Two photographs carried in the front page of this newspaper's Thursday issue present us with a dichotomy with regard to police action that is too starkly one-sided to be made a short shrift of. While one picture shows the police overlooking a Bangladesh Chhatra League (BCL) activist loading his firearm on Rajshahi campus, the other picture shows them assaulting activists of Progatisheel Chhatra Jote on Wednesday who brought out a peaceful procession.
And this is not the first time we have seen police blatantly taking sides with one political party and using force on other political parties, preventing them exercising their lawful political rights. The police high-handedness towards opposition party activists during the BNP's March 12 rally is still fresh in anybody's memory.
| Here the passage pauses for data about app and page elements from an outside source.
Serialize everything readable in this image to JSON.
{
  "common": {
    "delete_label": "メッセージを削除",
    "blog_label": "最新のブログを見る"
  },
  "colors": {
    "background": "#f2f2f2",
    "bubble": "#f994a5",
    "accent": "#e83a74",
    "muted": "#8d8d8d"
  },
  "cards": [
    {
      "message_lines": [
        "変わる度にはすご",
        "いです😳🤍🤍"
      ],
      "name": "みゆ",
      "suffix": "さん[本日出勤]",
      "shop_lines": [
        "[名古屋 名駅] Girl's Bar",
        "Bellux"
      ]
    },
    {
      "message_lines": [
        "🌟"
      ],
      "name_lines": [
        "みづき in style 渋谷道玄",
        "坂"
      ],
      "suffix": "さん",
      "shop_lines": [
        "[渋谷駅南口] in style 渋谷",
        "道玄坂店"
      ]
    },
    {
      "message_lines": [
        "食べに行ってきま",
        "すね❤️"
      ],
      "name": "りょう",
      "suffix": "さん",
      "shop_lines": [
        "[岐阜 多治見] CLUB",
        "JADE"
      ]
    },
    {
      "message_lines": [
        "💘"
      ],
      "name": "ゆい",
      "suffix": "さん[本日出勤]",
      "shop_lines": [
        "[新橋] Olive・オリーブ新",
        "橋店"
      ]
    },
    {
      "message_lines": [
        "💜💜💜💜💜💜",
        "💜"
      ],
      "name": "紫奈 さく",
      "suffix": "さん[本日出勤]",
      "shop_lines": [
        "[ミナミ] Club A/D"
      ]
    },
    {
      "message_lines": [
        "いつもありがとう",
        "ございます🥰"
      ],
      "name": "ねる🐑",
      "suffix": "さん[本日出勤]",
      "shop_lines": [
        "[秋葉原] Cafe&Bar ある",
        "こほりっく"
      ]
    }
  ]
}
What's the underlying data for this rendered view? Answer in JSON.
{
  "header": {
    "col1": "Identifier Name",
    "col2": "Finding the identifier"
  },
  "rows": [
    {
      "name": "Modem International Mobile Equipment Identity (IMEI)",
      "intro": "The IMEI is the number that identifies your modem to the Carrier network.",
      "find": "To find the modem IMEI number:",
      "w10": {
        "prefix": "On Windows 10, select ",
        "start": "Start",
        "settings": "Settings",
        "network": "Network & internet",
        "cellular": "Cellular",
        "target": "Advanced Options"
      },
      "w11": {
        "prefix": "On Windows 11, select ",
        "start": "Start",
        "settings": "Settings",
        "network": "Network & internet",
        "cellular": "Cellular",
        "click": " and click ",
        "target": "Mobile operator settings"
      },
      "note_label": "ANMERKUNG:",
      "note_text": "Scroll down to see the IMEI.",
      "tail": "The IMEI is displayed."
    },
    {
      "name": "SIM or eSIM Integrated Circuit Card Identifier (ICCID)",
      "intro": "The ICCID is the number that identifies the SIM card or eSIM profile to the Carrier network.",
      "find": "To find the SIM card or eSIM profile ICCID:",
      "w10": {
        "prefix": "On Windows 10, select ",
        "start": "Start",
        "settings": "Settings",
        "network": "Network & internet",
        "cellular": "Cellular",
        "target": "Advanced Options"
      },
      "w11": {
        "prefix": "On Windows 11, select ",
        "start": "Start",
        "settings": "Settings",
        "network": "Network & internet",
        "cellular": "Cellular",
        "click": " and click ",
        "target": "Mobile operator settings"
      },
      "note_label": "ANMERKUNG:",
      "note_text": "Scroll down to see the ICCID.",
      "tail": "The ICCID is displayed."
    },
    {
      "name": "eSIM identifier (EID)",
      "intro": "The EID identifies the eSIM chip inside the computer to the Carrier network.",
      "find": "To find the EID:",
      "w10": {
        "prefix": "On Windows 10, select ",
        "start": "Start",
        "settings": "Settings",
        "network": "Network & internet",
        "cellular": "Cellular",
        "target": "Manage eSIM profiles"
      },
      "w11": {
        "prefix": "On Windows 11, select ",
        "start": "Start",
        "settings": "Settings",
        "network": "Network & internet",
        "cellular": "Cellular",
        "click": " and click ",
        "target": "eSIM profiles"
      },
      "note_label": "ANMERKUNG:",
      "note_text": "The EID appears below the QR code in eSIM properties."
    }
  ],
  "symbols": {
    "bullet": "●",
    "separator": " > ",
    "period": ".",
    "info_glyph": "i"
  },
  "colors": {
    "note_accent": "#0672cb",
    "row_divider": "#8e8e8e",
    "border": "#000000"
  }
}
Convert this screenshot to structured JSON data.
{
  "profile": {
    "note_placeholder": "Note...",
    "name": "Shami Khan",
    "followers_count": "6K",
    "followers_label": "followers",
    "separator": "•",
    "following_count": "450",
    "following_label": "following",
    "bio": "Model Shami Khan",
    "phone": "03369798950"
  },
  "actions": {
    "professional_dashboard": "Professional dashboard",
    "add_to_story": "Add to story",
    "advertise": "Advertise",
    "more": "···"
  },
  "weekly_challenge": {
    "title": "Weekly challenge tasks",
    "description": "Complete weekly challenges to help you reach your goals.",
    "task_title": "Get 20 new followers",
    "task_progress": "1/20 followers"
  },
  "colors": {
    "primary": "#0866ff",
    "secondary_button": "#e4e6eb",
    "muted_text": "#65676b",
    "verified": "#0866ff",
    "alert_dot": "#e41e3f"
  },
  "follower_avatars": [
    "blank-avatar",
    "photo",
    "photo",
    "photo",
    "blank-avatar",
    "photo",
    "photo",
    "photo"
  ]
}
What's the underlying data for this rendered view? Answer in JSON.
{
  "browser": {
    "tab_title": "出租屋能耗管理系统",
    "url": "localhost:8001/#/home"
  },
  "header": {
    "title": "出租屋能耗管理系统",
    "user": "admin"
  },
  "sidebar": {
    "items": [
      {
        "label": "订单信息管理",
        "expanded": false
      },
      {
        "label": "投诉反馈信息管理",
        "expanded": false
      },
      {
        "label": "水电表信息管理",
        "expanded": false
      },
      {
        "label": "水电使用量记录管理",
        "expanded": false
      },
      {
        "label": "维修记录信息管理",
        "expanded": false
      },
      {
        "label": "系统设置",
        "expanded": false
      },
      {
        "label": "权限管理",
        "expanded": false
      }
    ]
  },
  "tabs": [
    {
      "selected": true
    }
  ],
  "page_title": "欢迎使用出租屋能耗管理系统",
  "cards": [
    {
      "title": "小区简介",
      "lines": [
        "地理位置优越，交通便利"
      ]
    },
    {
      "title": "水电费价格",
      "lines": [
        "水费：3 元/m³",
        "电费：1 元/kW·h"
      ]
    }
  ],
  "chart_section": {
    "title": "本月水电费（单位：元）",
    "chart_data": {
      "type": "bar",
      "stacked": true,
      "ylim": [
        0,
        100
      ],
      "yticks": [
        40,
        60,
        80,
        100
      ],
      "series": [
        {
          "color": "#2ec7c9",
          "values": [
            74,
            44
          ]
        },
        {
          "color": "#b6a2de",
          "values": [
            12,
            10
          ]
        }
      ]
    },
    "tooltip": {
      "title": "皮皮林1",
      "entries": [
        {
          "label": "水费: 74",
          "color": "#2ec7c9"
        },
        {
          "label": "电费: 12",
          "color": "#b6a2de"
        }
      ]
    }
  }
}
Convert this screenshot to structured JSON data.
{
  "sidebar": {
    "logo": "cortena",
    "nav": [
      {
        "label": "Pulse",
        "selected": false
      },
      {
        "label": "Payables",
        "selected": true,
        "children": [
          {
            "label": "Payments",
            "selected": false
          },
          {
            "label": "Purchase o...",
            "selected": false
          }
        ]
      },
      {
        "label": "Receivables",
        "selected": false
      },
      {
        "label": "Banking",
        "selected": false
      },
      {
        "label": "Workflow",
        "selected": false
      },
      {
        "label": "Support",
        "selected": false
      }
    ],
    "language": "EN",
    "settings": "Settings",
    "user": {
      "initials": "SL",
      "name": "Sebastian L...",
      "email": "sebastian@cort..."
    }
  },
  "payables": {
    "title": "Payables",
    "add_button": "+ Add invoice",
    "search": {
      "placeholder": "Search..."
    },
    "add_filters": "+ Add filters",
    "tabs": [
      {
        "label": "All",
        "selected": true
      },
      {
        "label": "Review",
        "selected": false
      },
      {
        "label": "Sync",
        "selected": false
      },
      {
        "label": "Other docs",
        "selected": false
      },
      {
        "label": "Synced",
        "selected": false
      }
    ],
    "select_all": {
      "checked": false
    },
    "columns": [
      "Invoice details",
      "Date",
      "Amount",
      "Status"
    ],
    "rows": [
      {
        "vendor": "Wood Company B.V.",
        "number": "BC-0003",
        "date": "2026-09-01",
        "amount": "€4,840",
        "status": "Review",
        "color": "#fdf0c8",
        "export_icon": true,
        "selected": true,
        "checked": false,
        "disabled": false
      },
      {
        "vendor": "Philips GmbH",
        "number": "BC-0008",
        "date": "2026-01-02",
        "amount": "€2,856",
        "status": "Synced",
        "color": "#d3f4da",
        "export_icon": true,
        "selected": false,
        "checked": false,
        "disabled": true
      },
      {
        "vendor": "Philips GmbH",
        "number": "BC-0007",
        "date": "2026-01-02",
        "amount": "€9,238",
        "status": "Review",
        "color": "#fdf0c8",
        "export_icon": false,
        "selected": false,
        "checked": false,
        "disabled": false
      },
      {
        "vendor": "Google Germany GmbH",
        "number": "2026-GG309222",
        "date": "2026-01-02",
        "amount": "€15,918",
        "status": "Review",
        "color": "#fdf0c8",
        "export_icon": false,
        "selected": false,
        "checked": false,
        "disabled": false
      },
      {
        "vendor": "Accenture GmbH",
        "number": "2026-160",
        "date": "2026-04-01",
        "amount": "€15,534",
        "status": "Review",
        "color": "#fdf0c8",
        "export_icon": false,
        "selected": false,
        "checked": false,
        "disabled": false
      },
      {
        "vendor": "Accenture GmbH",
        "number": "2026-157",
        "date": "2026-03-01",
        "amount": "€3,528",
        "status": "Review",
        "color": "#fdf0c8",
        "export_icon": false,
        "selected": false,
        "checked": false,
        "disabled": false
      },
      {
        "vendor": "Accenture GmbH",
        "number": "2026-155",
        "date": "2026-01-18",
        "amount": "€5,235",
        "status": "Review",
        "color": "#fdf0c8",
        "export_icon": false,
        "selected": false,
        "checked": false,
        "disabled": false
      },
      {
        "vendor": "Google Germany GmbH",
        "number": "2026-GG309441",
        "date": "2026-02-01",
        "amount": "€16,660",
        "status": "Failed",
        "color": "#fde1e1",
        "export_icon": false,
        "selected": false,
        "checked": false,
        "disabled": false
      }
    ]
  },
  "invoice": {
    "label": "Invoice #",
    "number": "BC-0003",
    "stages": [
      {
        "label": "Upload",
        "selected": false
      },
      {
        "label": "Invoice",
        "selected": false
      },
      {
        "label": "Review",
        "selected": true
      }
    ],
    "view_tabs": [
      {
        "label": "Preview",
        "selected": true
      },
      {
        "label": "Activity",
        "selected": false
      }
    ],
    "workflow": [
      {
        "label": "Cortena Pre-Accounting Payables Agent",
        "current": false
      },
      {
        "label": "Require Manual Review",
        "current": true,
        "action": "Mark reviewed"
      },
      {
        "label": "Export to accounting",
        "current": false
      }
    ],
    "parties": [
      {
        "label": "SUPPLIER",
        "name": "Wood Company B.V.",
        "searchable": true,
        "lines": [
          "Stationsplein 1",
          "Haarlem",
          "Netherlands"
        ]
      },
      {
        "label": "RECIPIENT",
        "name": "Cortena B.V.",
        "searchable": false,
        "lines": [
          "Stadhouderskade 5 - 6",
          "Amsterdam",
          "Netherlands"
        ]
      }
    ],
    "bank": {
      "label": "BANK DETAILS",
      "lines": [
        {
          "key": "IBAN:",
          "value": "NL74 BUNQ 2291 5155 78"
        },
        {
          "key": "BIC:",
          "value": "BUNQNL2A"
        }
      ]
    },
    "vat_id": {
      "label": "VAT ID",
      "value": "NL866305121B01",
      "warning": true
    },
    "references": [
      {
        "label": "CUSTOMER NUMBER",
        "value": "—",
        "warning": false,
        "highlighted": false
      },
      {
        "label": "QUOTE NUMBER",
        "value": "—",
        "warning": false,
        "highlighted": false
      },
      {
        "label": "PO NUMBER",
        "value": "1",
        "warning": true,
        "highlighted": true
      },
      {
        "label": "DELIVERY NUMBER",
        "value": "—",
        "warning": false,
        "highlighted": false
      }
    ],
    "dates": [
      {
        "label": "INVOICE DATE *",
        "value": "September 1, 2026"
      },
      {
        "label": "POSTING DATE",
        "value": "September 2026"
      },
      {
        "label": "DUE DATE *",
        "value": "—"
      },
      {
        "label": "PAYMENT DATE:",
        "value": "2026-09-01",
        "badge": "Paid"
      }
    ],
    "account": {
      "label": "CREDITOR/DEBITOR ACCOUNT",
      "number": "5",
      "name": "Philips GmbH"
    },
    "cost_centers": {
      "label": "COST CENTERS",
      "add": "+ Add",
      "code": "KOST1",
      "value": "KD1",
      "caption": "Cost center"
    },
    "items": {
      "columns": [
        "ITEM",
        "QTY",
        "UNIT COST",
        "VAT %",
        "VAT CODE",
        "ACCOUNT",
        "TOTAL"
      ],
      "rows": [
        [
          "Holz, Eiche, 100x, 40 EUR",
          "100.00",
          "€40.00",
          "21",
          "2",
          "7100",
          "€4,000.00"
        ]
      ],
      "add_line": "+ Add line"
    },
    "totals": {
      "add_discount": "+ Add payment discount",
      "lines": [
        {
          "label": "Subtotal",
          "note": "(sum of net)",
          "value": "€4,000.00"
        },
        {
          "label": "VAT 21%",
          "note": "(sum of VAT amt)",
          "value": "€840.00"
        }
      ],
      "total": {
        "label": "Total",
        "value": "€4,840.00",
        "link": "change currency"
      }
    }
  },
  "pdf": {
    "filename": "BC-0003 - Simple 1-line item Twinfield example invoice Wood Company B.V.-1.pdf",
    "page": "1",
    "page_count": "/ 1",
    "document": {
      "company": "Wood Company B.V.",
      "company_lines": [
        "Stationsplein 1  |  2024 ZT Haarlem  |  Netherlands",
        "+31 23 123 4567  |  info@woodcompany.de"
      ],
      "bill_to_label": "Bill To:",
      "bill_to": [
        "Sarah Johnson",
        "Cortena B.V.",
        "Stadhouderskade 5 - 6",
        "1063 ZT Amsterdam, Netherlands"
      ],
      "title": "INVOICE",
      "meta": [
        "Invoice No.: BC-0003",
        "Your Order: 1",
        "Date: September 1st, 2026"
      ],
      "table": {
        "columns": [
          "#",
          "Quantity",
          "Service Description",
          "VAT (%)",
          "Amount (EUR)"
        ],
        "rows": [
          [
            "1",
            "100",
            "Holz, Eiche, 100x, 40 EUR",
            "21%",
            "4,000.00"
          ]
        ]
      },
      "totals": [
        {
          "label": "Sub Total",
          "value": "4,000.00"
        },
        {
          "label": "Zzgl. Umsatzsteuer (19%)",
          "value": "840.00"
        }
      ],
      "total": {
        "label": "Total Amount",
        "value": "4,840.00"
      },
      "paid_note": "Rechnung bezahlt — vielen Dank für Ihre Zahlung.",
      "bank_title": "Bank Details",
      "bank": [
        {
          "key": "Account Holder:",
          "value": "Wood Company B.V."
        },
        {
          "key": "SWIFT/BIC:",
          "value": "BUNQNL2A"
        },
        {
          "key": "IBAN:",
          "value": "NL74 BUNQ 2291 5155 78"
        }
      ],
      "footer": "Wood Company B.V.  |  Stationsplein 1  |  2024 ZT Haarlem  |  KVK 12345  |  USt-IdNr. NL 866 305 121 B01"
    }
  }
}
The impression is that police act as directed.
The direction must come from the top authorities for the police to act even-handedly, impartially and professionally. Institutions of the state exist to serve the ends of the state by protecting the citizens and caring for their right to dissent and free expression of opinion. However, over the years we have seen successive governments using the police force and other law enforcing agencies merely as their party tool.
Consequently, the lines between the party and the government, and the government and the state have been virtually obliterated. This is neither good for governance nor for rule of law. Above all, it is anachronistic to the fundamental principles of a functioning democracy.
Such manipulation of the police force can do nothing more than harm the government's credibility. When will the governments change their attitude?